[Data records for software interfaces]
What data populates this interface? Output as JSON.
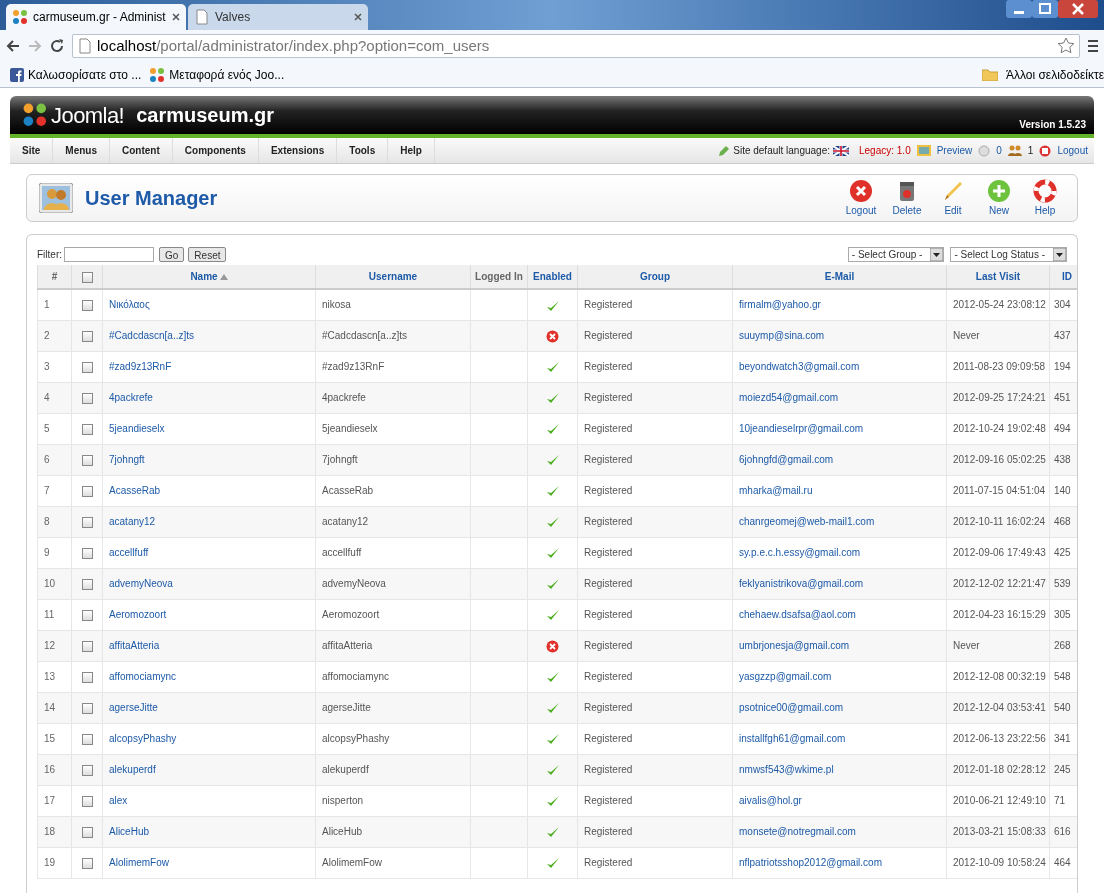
{
  "browser": {
    "tabs": [
      {
        "title": "carmuseum.gr - Administ",
        "selected": true,
        "kind": "joomla"
      },
      {
        "title": "Valves",
        "selected": false,
        "kind": "page"
      }
    ],
    "url_host": "localhost",
    "url_path": "/portal/administrator/index.php?option=com_users",
    "bookmarks": [
      {
        "label": "Καλωσορίσατε στο ...",
        "kind": "facebook"
      },
      {
        "label": "Μεταφορά ενός Joo...",
        "kind": "joomla"
      }
    ],
    "other_bookmarks": "Άλλοι σελιδοδείκτε"
  },
  "header": {
    "logo_text": "Joomla!",
    "site_name": "carmuseum.gr",
    "version": "Version 1.5.23"
  },
  "menu": [
    "Site",
    "Menus",
    "Content",
    "Components",
    "Extensions",
    "Tools",
    "Help"
  ],
  "status": {
    "language_label": "Site default language:",
    "legacy": "Legacy: 1.0",
    "preview": "Preview",
    "messages": "0",
    "users_online": "1",
    "logout": "Logout"
  },
  "toolbar": {
    "title": "User Manager",
    "buttons": [
      {
        "label": "Logout",
        "kind": "logout"
      },
      {
        "label": "Delete",
        "kind": "delete"
      },
      {
        "label": "Edit",
        "kind": "edit"
      },
      {
        "label": "New",
        "kind": "new"
      },
      {
        "label": "Help",
        "kind": "help"
      }
    ]
  },
  "filter": {
    "label": "Filter:",
    "go": "Go",
    "reset": "Reset",
    "group_select": "- Select Group -",
    "log_select": "- Select Log Status -"
  },
  "table": {
    "columns": [
      "#",
      "Name",
      "Username",
      "Logged In",
      "Enabled",
      "Group",
      "E-Mail",
      "Last Visit",
      "ID"
    ],
    "all_checked": false,
    "rows": [
      {
        "num": "1",
        "checked": false,
        "name": "Νικόλαος",
        "username": "nikosa",
        "enabled": true,
        "group": "Registered",
        "email": "firmalm@yahoo.gr",
        "last_visit": "2012-05-24 23:08:12",
        "id": "304"
      },
      {
        "num": "2",
        "checked": false,
        "name": "#Cadcdascn[a..z]ts",
        "username": "#Cadcdascn[a..z]ts",
        "enabled": false,
        "group": "Registered",
        "email": "suuymp@sina.com",
        "last_visit": "Never",
        "id": "437"
      },
      {
        "num": "3",
        "checked": false,
        "name": "#zad9z13RnF",
        "username": "#zad9z13RnF",
        "enabled": true,
        "group": "Registered",
        "email": "beyondwatch3@gmail.com",
        "last_visit": "2011-08-23 09:09:58",
        "id": "194"
      },
      {
        "num": "4",
        "checked": false,
        "name": "4packrefe",
        "username": "4packrefe",
        "enabled": true,
        "group": "Registered",
        "email": "moiezd54@gmail.com",
        "last_visit": "2012-09-25 17:24:21",
        "id": "451"
      },
      {
        "num": "5",
        "checked": false,
        "name": "5jeandieselx",
        "username": "5jeandieselx",
        "enabled": true,
        "group": "Registered",
        "email": "10jeandieselrpr@gmail.com",
        "last_visit": "2012-10-24 19:02:48",
        "id": "494"
      },
      {
        "num": "6",
        "checked": false,
        "name": "7johngft",
        "username": "7johngft",
        "enabled": true,
        "group": "Registered",
        "email": "6johngfd@gmail.com",
        "last_visit": "2012-09-16 05:02:25",
        "id": "438"
      },
      {
        "num": "7",
        "checked": false,
        "name": "AcasseRab",
        "username": "AcasseRab",
        "enabled": true,
        "group": "Registered",
        "email": "mharka@mail.ru",
        "last_visit": "2011-07-15 04:51:04",
        "id": "140"
      },
      {
        "num": "8",
        "checked": false,
        "name": "acatany12",
        "username": "acatany12",
        "enabled": true,
        "group": "Registered",
        "email": "chanrgeomej@web-mail1.com",
        "last_visit": "2012-10-11 16:02:24",
        "id": "468"
      },
      {
        "num": "9",
        "checked": false,
        "name": "accellfuff",
        "username": "accellfuff",
        "enabled": true,
        "group": "Registered",
        "email": "sy.p.e.c.h.essy@gmail.com",
        "last_visit": "2012-09-06 17:49:43",
        "id": "425"
      },
      {
        "num": "10",
        "checked": false,
        "name": "advemyNeova",
        "username": "advemyNeova",
        "enabled": true,
        "group": "Registered",
        "email": "feklyanistrikova@gmail.com",
        "last_visit": "2012-12-02 12:21:47",
        "id": "539"
      },
      {
        "num": "11",
        "checked": false,
        "name": "Aeromozoort",
        "username": "Aeromozoort",
        "enabled": true,
        "group": "Registered",
        "email": "chehaew.dsafsa@aol.com",
        "last_visit": "2012-04-23 16:15:29",
        "id": "305"
      },
      {
        "num": "12",
        "checked": false,
        "name": "affitaAtteria",
        "username": "affitaAtteria",
        "enabled": false,
        "group": "Registered",
        "email": "umbrjonesja@gmail.com",
        "last_visit": "Never",
        "id": "268"
      },
      {
        "num": "13",
        "checked": false,
        "name": "affomociamync",
        "username": "affomociamync",
        "enabled": true,
        "group": "Registered",
        "email": "yasgzzp@gmail.com",
        "last_visit": "2012-12-08 00:32:19",
        "id": "548"
      },
      {
        "num": "14",
        "checked": false,
        "name": "agerseJitte",
        "username": "agerseJitte",
        "enabled": true,
        "group": "Registered",
        "email": "psotnice00@gmail.com",
        "last_visit": "2012-12-04 03:53:41",
        "id": "540"
      },
      {
        "num": "15",
        "checked": false,
        "name": "alcopsyPhashy",
        "username": "alcopsyPhashy",
        "enabled": true,
        "group": "Registered",
        "email": "installfgh61@gmail.com",
        "last_visit": "2012-06-13 23:22:56",
        "id": "341"
      },
      {
        "num": "16",
        "checked": false,
        "name": "alekuperdf",
        "username": "alekuperdf",
        "enabled": true,
        "group": "Registered",
        "email": "nmwsf543@wkime.pl",
        "last_visit": "2012-01-18 02:28:12",
        "id": "245"
      },
      {
        "num": "17",
        "checked": false,
        "name": "alex",
        "username": "nisperton",
        "enabled": true,
        "group": "Registered",
        "email": "aivalis@hol.gr",
        "last_visit": "2010-06-21 12:49:10",
        "id": "71"
      },
      {
        "num": "18",
        "checked": false,
        "name": "AliceHub",
        "username": "AliceHub",
        "enabled": true,
        "group": "Registered",
        "email": "monsete@notregmail.com",
        "last_visit": "2013-03-21 15:08:33",
        "id": "616"
      },
      {
        "num": "19",
        "checked": false,
        "name": "AlolimemFow",
        "username": "AlolimemFow",
        "enabled": true,
        "group": "Registered",
        "email": "nflpatriotsshop2012@gmail.com",
        "last_visit": "2012-10-09 10:58:24",
        "id": "464"
      }
    ]
  }
}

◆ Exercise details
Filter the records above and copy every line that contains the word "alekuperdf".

◆ Result of the exercise
        "name": "alekuperdf",
        "username": "alekuperdf",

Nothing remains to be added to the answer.